Passport Central Coast celebrates the rich viticultural heritage of California's Paso wine region with all-access passes to the area's finest wineries and olive-oil producers. After clients pick up their passports at Clavo Cellars or Kaleidos winery, they embark on a delicious journey through different wineries and olive-oil producers, enjoying complimentary tastings of local reds and whites, passport stampings, and honorary citizenship at each vineyard. As guests sample crisp chardonnays, flavorful tempranillos, and robust extra-virgin olive oils, they bask in the warm, fuzzy feeling that Passport Central Coast donates part of its proceeds to a different local nonprofit each week.

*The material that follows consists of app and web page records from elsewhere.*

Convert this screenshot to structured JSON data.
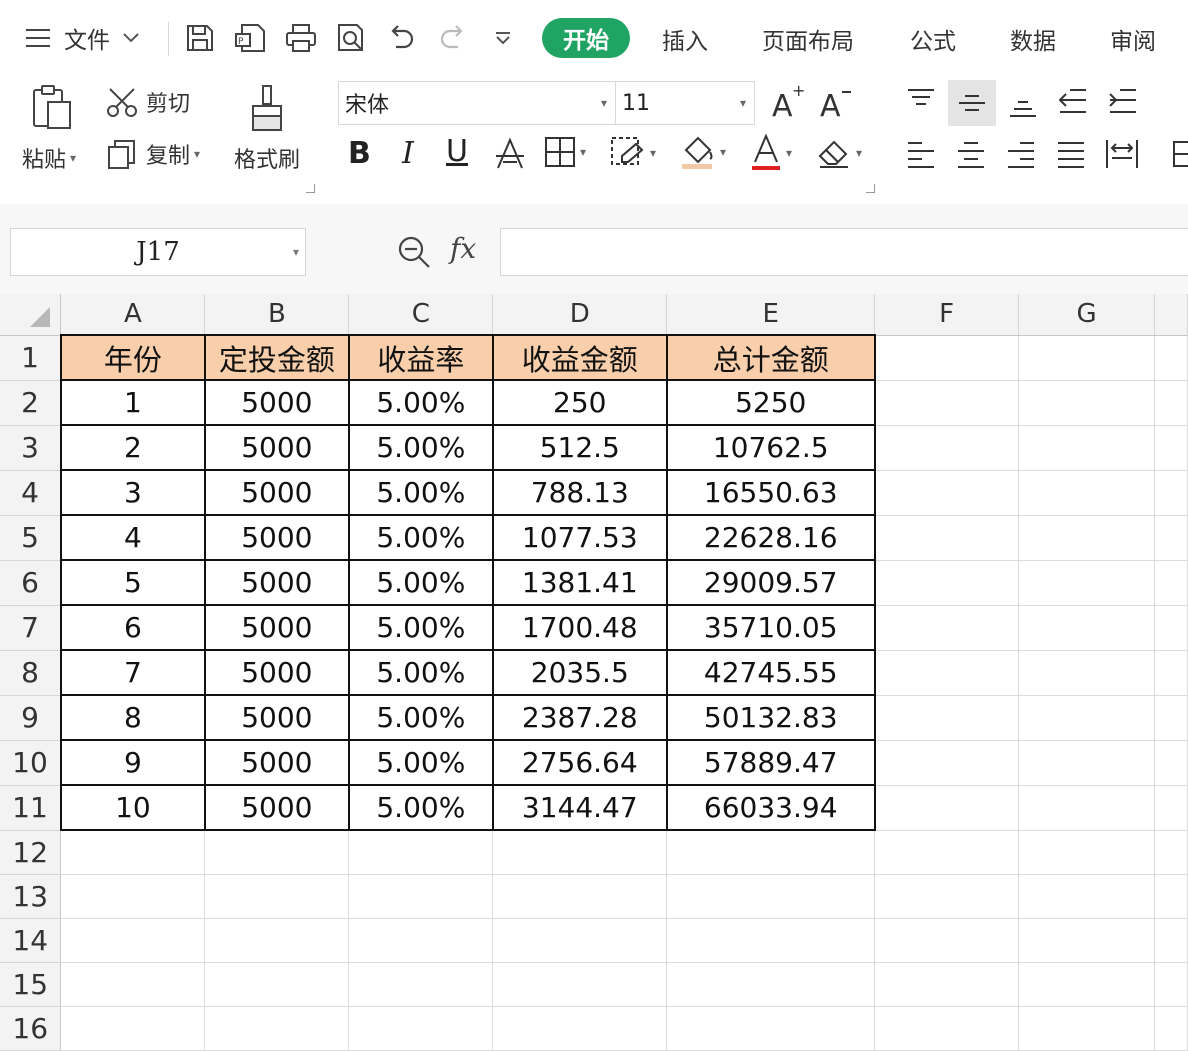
{
  "menubar": {
    "file_label": "文件",
    "tabs": [
      "开始",
      "插入",
      "页面布局",
      "公式",
      "数据",
      "审阅"
    ],
    "active_tab": "开始",
    "active_color": "#1fa463"
  },
  "ribbon": {
    "paste_label": "粘贴",
    "cut_label": "剪切",
    "copy_label": "复制",
    "format_painter_label": "格式刷",
    "font_name": "宋体",
    "font_size": "11",
    "bold_label": "B",
    "italic_label": "I",
    "underline_label": "U",
    "font_color_accent": "#e02020"
  },
  "formula_bar": {
    "name_box": "J17",
    "fx_label": "fx",
    "formula_value": ""
  },
  "sheet": {
    "columns": [
      "A",
      "B",
      "C",
      "D",
      "E",
      "F",
      "G"
    ],
    "row_numbers": [
      "1",
      "2",
      "3",
      "4",
      "5",
      "6",
      "7",
      "8",
      "9",
      "10",
      "11",
      "12",
      "13",
      "14",
      "15",
      "16"
    ],
    "header_fill": "#f9cfab",
    "rows": [
      [
        "年份",
        "定投金额",
        "收益率",
        "收益金额",
        "总计金额"
      ],
      [
        "1",
        "5000",
        "5.00%",
        "250",
        "5250"
      ],
      [
        "2",
        "5000",
        "5.00%",
        "512.5",
        "10762.5"
      ],
      [
        "3",
        "5000",
        "5.00%",
        "788.13",
        "16550.63"
      ],
      [
        "4",
        "5000",
        "5.00%",
        "1077.53",
        "22628.16"
      ],
      [
        "5",
        "5000",
        "5.00%",
        "1381.41",
        "29009.57"
      ],
      [
        "6",
        "5000",
        "5.00%",
        "1700.48",
        "35710.05"
      ],
      [
        "7",
        "5000",
        "5.00%",
        "2035.5",
        "42745.55"
      ],
      [
        "8",
        "5000",
        "5.00%",
        "2387.28",
        "50132.83"
      ],
      [
        "9",
        "5000",
        "5.00%",
        "2756.64",
        "57889.47"
      ],
      [
        "10",
        "5000",
        "5.00%",
        "3144.47",
        "66033.94"
      ]
    ]
  }
}
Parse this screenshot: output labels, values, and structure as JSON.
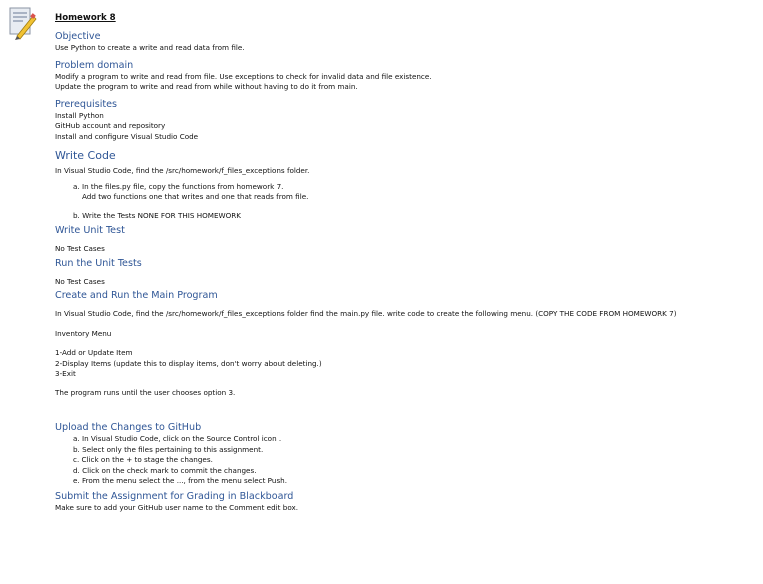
{
  "header": {
    "title": "Homework 8",
    "icon": "assignment-document-icon"
  },
  "objective": {
    "heading": "Objective",
    "text": "Use Python to create a write and read data from file."
  },
  "problem_domain": {
    "heading": "Problem domain",
    "lines": [
      "Modify a program to write and read from file. Use exceptions to check for invalid data and file existence.",
      "Update the program to write and read from while without having to do it from main."
    ]
  },
  "prerequisites": {
    "heading": "Prerequisites",
    "lines": [
      "Install Python",
      "GitHub account and repository",
      "Install and configure Visual Studio Code"
    ]
  },
  "write_code": {
    "heading": "Write Code",
    "intro": "In Visual Studio Code, find the /src/homework/f_files_exceptions folder.",
    "item_a_line1": "a. In the files.py file, copy the functions from homework 7.",
    "item_a_line2": "Add two functions one that writes and one that reads from file.",
    "item_b": "b. Write the Tests NONE FOR THIS HOMEWORK"
  },
  "write_unit_test": {
    "heading": "Write Unit Test",
    "text": "No Test Cases"
  },
  "run_unit_tests": {
    "heading": "Run the Unit Tests",
    "text": "No Test Cases"
  },
  "main_program": {
    "heading": "Create and Run the Main Program",
    "intro": "In Visual Studio Code, find the /src/homework/f_files_exceptions folder find the main.py file. write code to create the following menu. (COPY THE CODE FROM HOMEWORK 7)",
    "menu_title": "Inventory Menu",
    "menu_items": [
      "1-Add or Update Item",
      "2-Display Items (update this to display items, don't worry about deleting.)",
      "3-Exit"
    ],
    "footer": "The program runs until the user chooses option 3."
  },
  "upload": {
    "heading": "Upload the Changes to GitHub",
    "steps": [
      "a. In Visual Studio Code, click on the Source Control icon .",
      "b. Select only the files pertaining to this assignment.",
      "c. Click on the + to stage the changes.",
      "d. Click on the check mark to commit the changes.",
      "e. From the menu select the ..., from the menu select Push."
    ]
  },
  "submit": {
    "heading": "Submit the Assignment for Grading in Blackboard",
    "text": "Make sure to add your GitHub user name to the Comment edit box."
  }
}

Paso Robles doesn't have one climate. Instead, it encompasses a diverse cluster of microclimates and a correspondingly diverse array of wineries. The grapes that ripen on their vineyards here vary widely in flavor and harvest date, and the resulting wines are predictably eclectic even though they all hail from the same region.

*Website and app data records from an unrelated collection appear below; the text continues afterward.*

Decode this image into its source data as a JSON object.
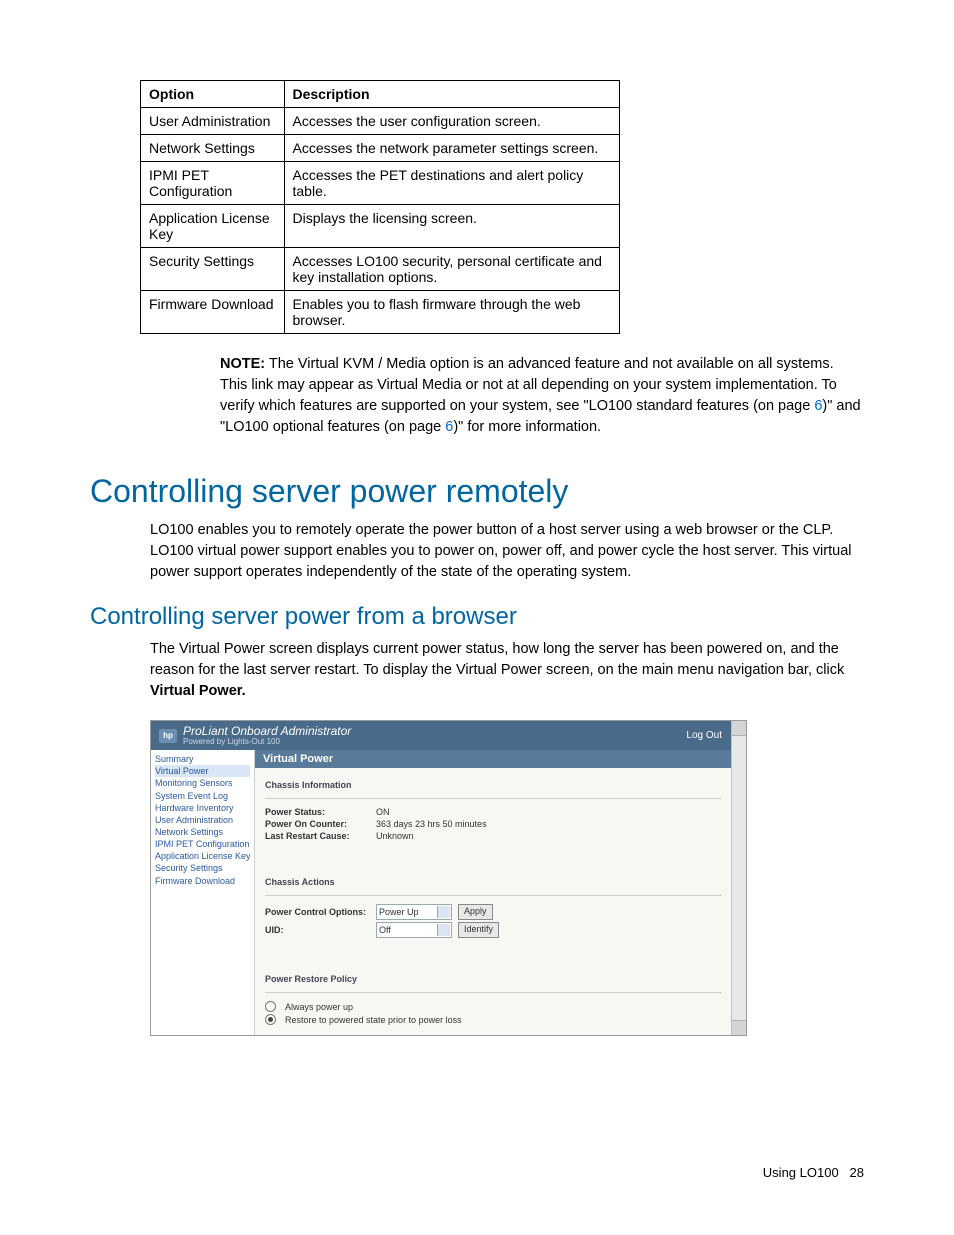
{
  "table": {
    "headers": [
      "Option",
      "Description"
    ],
    "rows": [
      {
        "opt": "User Administration",
        "desc": "Accesses the user configuration screen."
      },
      {
        "opt": "Network Settings",
        "desc": "Accesses the network parameter settings screen."
      },
      {
        "opt": "IPMI PET Configuration",
        "desc": "Accesses the PET destinations and alert policy table."
      },
      {
        "opt": "Application License Key",
        "desc": "Displays the licensing screen."
      },
      {
        "opt": "Security Settings",
        "desc": "Accesses LO100 security, personal certificate and key installation options."
      },
      {
        "opt": "Firmware Download",
        "desc": "Enables you to flash firmware through the web browser."
      }
    ]
  },
  "note": {
    "label": "NOTE:",
    "text1": "  The Virtual KVM / Media option is an advanced feature and not available on all systems. This link may appear as Virtual Media or not at all depending on your system implementation. To verify which features are supported on your system, see \"LO100 standard features (on page ",
    "link1": "6",
    "text2": ")\" and \"LO100 optional features (on page ",
    "link2": "6",
    "text3": ")\" for more information."
  },
  "h1": "Controlling server power remotely",
  "p1": "LO100 enables you to remotely operate the power button of a host server using a web browser or the CLP. LO100 virtual power support enables you to power on, power off, and power cycle the host server. This virtual power support operates independently of the state of the operating system.",
  "h2": "Controlling server power from a browser",
  "p2a": "The Virtual Power screen displays current power status, how long the server has been powered on, and the reason for the last server restart. To display the Virtual Power screen, on the main menu navigation bar, click ",
  "p2b": "Virtual Power.",
  "ss": {
    "brand_title": "ProLiant Onboard Administrator",
    "brand_sub": "Powered by Lights-Out 100",
    "logout": "Log Out",
    "nav": [
      "Summary",
      "Virtual Power",
      "Monitoring Sensors",
      "System Event Log",
      "Hardware Inventory",
      "User Administration",
      "Network Settings",
      "IPMI PET Configuration",
      "Application License Key",
      "Security Settings",
      "Firmware Download"
    ],
    "panel_title": "Virtual Power",
    "sect1": "Chassis Information",
    "power_status_lbl": "Power Status:",
    "power_status_val": "ON",
    "power_on_lbl": "Power On Counter:",
    "power_on_val": "363 days 23 hrs 50 minutes",
    "restart_lbl": "Last Restart Cause:",
    "restart_val": "Unknown",
    "sect2": "Chassis Actions",
    "pco_lbl": "Power Control Options:",
    "pco_val": "Power Up",
    "apply": "Apply",
    "uid_lbl": "UID:",
    "uid_val": "Off",
    "identify": "Identify",
    "sect3": "Power Restore Policy",
    "radio1": "Always power up",
    "radio2": "Restore to powered state prior to power loss"
  },
  "footer_text": "Using LO100",
  "footer_page": "28"
}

With First Crush Wine Experience, wine enthusiasts can sample the region's bounty—and even stomp on its grapes. Hands-on, multi-day tours let participants follow a bottle of wine from vine to finished product and on some trips, participants get to custom blend their own bottle of wine. The company's seminars, meanwhile, focus on topics such as honing the palate to help wine drinkers better differentiate between wine and wine-flavored Gatorade.
If you ask the team at Tri-California Events what a triathlon is all about, you might hear about swimming, biking and running, but what you’ll hear the most about is how fun they are. As each racing season emerges, the team gets to work running fun races from the mud-filled MORE Obstacle Course in the spring to Scott Tinley’s Triathlon in fall, replete with on-road and off-road options. One of their most popular events is the Wildflower Triathlon, now one of the largest triathlons in the world. During this packed event many athletes camp out for the weekend to ensure a memorable experience and to make s'mores as race fuel.
In 1996, around the time his daughter Destiny was born, David Hunt began scouring Oregon, Washington, and California's wine regions for a place his dream vineyard could call home. He and his family settled on a 550-acre site in Paso Robles, which they christened Destiny's Vineyard, and opened Hunt Cellars winery.
And now, the small operation churns out barrel-aged pours that have won numerous awards and are available at prestigious restaurants, such as Ruth’s Chris Steakhouse and Morton's. What is particularly impressive about Hunt's success is that he's legally blind and must rely on his sense of taste and smell to figure out exactly how to blend his flavors together, according to the Sacramento Bee.
Inside his colonial-style tasting room, which features a 1,200-foot veranda, he pairs his beloved wines with his other love in life—music. Visitors here can enjoy a glass of wine while listening to Hunt tickling the ivories on the tasting room's white baby grand piano, which he plays during winemakers' dinners. Forbes even dubbed him the "Diddy of Winemakers" because like the music mogul, David blends his music with his alcohol brand, and loves changing his name.